Dataset excerpts

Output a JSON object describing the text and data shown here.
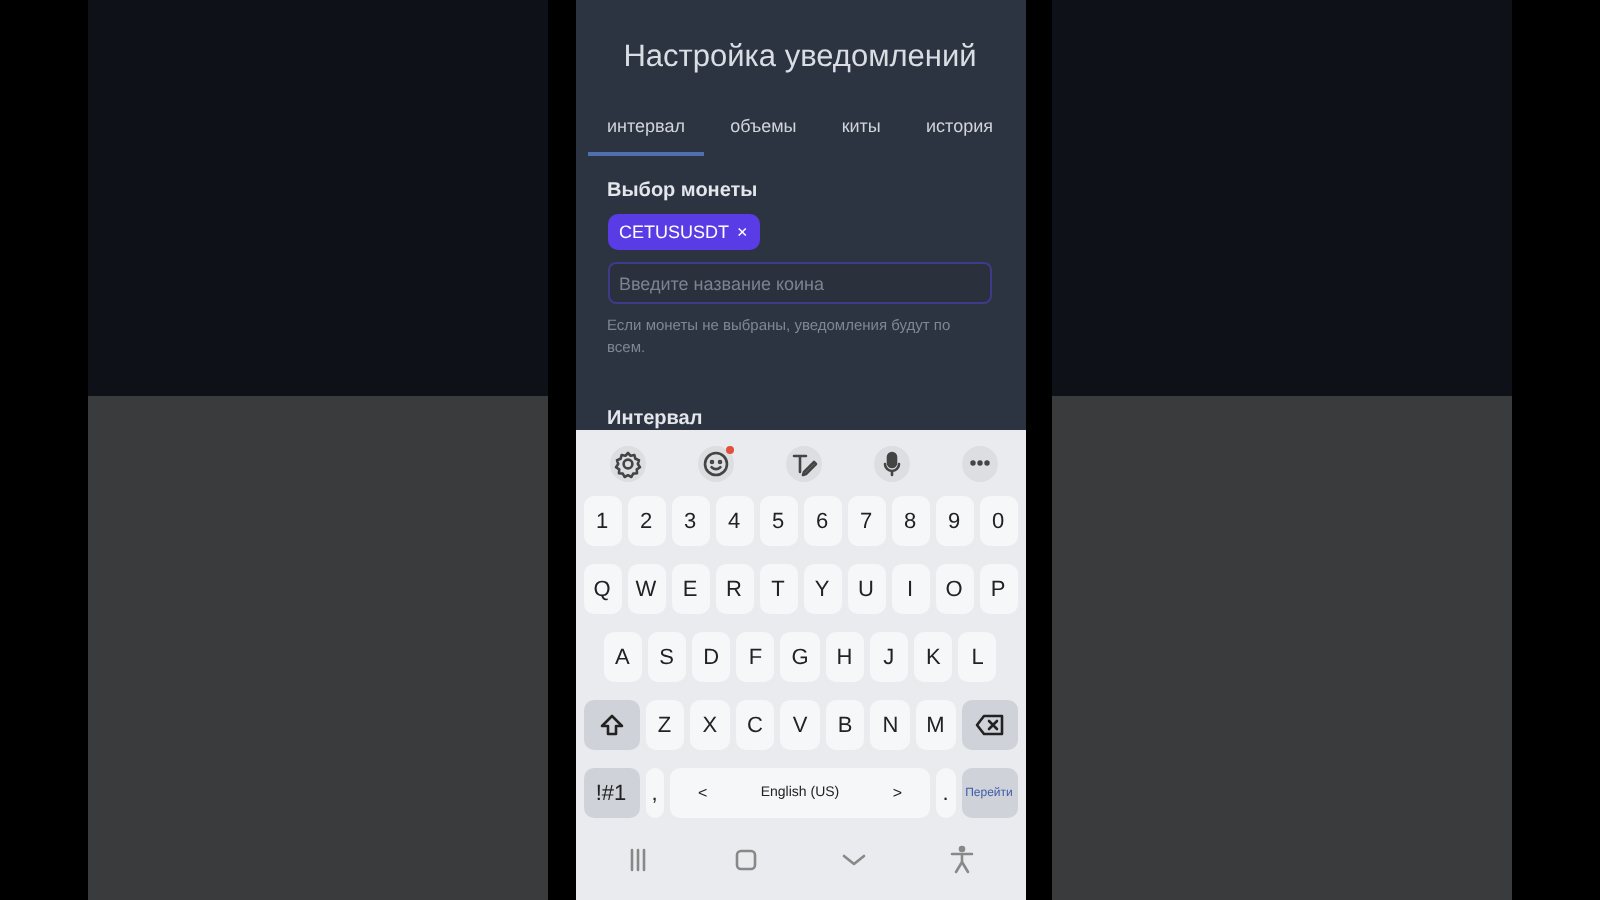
{
  "screen": {
    "title": "Настройка уведомлений",
    "tabs": [
      {
        "label": "интервал",
        "selected": true
      },
      {
        "label": "объемы",
        "selected": false
      },
      {
        "label": "киты",
        "selected": false
      },
      {
        "label": "история",
        "selected": false
      }
    ],
    "coin_section": {
      "label": "Выбор монеты",
      "chips": [
        {
          "text": "CETUSUSDT",
          "remove": "×"
        }
      ],
      "input": {
        "placeholder": "Введите название коина"
      },
      "hint": "Если монеты не выбраны, уведомления будут по всем."
    },
    "interval_label": "Интервал"
  },
  "keyboard": {
    "toolbar": [
      {
        "kind": "settings"
      },
      {
        "kind": "emoji",
        "badge": true
      },
      {
        "kind": "handwriting"
      },
      {
        "kind": "mic"
      },
      {
        "kind": "more"
      }
    ],
    "key_rows": [
      {
        "keys": [
          {
            "kind": "char",
            "label": "1"
          },
          {
            "kind": "char",
            "label": "2"
          },
          {
            "kind": "char",
            "label": "3"
          },
          {
            "kind": "char",
            "label": "4"
          },
          {
            "kind": "char",
            "label": "5"
          },
          {
            "kind": "char",
            "label": "6"
          },
          {
            "kind": "char",
            "label": "7"
          },
          {
            "kind": "char",
            "label": "8"
          },
          {
            "kind": "char",
            "label": "9"
          },
          {
            "kind": "char",
            "label": "0"
          }
        ]
      },
      {
        "keys": [
          {
            "kind": "char",
            "label": "Q"
          },
          {
            "kind": "char",
            "label": "W"
          },
          {
            "kind": "char",
            "label": "E"
          },
          {
            "kind": "char",
            "label": "R"
          },
          {
            "kind": "char",
            "label": "T"
          },
          {
            "kind": "char",
            "label": "Y"
          },
          {
            "kind": "char",
            "label": "U"
          },
          {
            "kind": "char",
            "label": "I"
          },
          {
            "kind": "char",
            "label": "O"
          },
          {
            "kind": "char",
            "label": "P"
          }
        ]
      },
      {
        "keys": [
          {
            "kind": "char",
            "label": "A"
          },
          {
            "kind": "char",
            "label": "S"
          },
          {
            "kind": "char",
            "label": "D"
          },
          {
            "kind": "char",
            "label": "F"
          },
          {
            "kind": "char",
            "label": "G"
          },
          {
            "kind": "char",
            "label": "H"
          },
          {
            "kind": "char",
            "label": "J"
          },
          {
            "kind": "char",
            "label": "K"
          },
          {
            "kind": "char",
            "label": "L"
          }
        ]
      },
      {
        "keys": [
          {
            "kind": "shift"
          },
          {
            "kind": "char",
            "label": "Z"
          },
          {
            "kind": "char",
            "label": "X"
          },
          {
            "kind": "char",
            "label": "C"
          },
          {
            "kind": "char",
            "label": "V"
          },
          {
            "kind": "char",
            "label": "B"
          },
          {
            "kind": "char",
            "label": "N"
          },
          {
            "kind": "char",
            "label": "M"
          },
          {
            "kind": "backspace"
          }
        ]
      },
      {
        "keys": [
          {
            "kind": "symbols",
            "label": "!#1"
          },
          {
            "kind": "char",
            "label": ","
          },
          {
            "kind": "space",
            "label": "English (US)",
            "left": "<",
            "right": ">"
          },
          {
            "kind": "char",
            "label": "."
          },
          {
            "kind": "action",
            "label": "Перейти"
          }
        ]
      }
    ]
  },
  "nav_bar": [
    {
      "kind": "recents"
    },
    {
      "kind": "home"
    },
    {
      "kind": "hide"
    },
    {
      "kind": "accessibility"
    }
  ]
}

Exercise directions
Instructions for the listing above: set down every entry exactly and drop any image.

Exercise answer
Output a JSON object describing the text and data shown here.
{
  "screen": {
    "title": "Настройка уведомлений",
    "tabs": [
      {
        "label": "интервал",
        "selected": true
      },
      {
        "label": "объемы",
        "selected": false
      },
      {
        "label": "киты",
        "selected": false
      },
      {
        "label": "история",
        "selected": false
      }
    ],
    "coin_section": {
      "label": "Выбор монеты",
      "chips": [
        {
          "text": "CETUSUSDT",
          "remove": "×"
        }
      ],
      "input": {
        "placeholder": "Введите название коина"
      },
      "hint": "Если монеты не выбраны, уведомления будут по всем."
    },
    "interval_label": "Интервал"
  },
  "keyboard": {
    "toolbar": [
      {
        "kind": "settings"
      },
      {
        "kind": "emoji",
        "badge": true
      },
      {
        "kind": "handwriting"
      },
      {
        "kind": "mic"
      },
      {
        "kind": "more"
      }
    ],
    "key_rows": [
      {
        "keys": [
          {
            "kind": "char",
            "label": "1"
          },
          {
            "kind": "char",
            "label": "2"
          },
          {
            "kind": "char",
            "label": "3"
          },
          {
            "kind": "char",
            "label": "4"
          },
          {
            "kind": "char",
            "label": "5"
          },
          {
            "kind": "char",
            "label": "6"
          },
          {
            "kind": "char",
            "label": "7"
          },
          {
            "kind": "char",
            "label": "8"
          },
          {
            "kind": "char",
            "label": "9"
          },
          {
            "kind": "char",
            "label": "0"
          }
        ]
      },
      {
        "keys": [
          {
            "kind": "char",
            "label": "Q"
          },
          {
            "kind": "char",
            "label": "W"
          },
          {
            "kind": "char",
            "label": "E"
          },
          {
            "kind": "char",
            "label": "R"
          },
          {
            "kind": "char",
            "label": "T"
          },
          {
            "kind": "char",
            "label": "Y"
          },
          {
            "kind": "char",
            "label": "U"
          },
          {
            "kind": "char",
            "label": "I"
          },
          {
            "kind": "char",
            "label": "O"
          },
          {
            "kind": "char",
            "label": "P"
          }
        ]
      },
      {
        "keys": [
          {
            "kind": "char",
            "label": "A"
          },
          {
            "kind": "char",
            "label": "S"
          },
          {
            "kind": "char",
            "label": "D"
          },
          {
            "kind": "char",
            "label": "F"
          },
          {
            "kind": "char",
            "label": "G"
          },
          {
            "kind": "char",
            "label": "H"
          },
          {
            "kind": "char",
            "label": "J"
          },
          {
            "kind": "char",
            "label": "K"
          },
          {
            "kind": "char",
            "label": "L"
          }
        ]
      },
      {
        "keys": [
          {
            "kind": "shift"
          },
          {
            "kind": "char",
            "label": "Z"
          },
          {
            "kind": "char",
            "label": "X"
          },
          {
            "kind": "char",
            "label": "C"
          },
          {
            "kind": "char",
            "label": "V"
          },
          {
            "kind": "char",
            "label": "B"
          },
          {
            "kind": "char",
            "label": "N"
          },
          {
            "kind": "char",
            "label": "M"
          },
          {
            "kind": "backspace"
          }
        ]
      },
      {
        "keys": [
          {
            "kind": "symbols",
            "label": "!#1"
          },
          {
            "kind": "char",
            "label": ","
          },
          {
            "kind": "space",
            "label": "English (US)",
            "left": "<",
            "right": ">"
          },
          {
            "kind": "char",
            "label": "."
          },
          {
            "kind": "action",
            "label": "Перейти"
          }
        ]
      }
    ]
  },
  "nav_bar": [
    {
      "kind": "recents"
    },
    {
      "kind": "home"
    },
    {
      "kind": "hide"
    },
    {
      "kind": "accessibility"
    }
  ]
}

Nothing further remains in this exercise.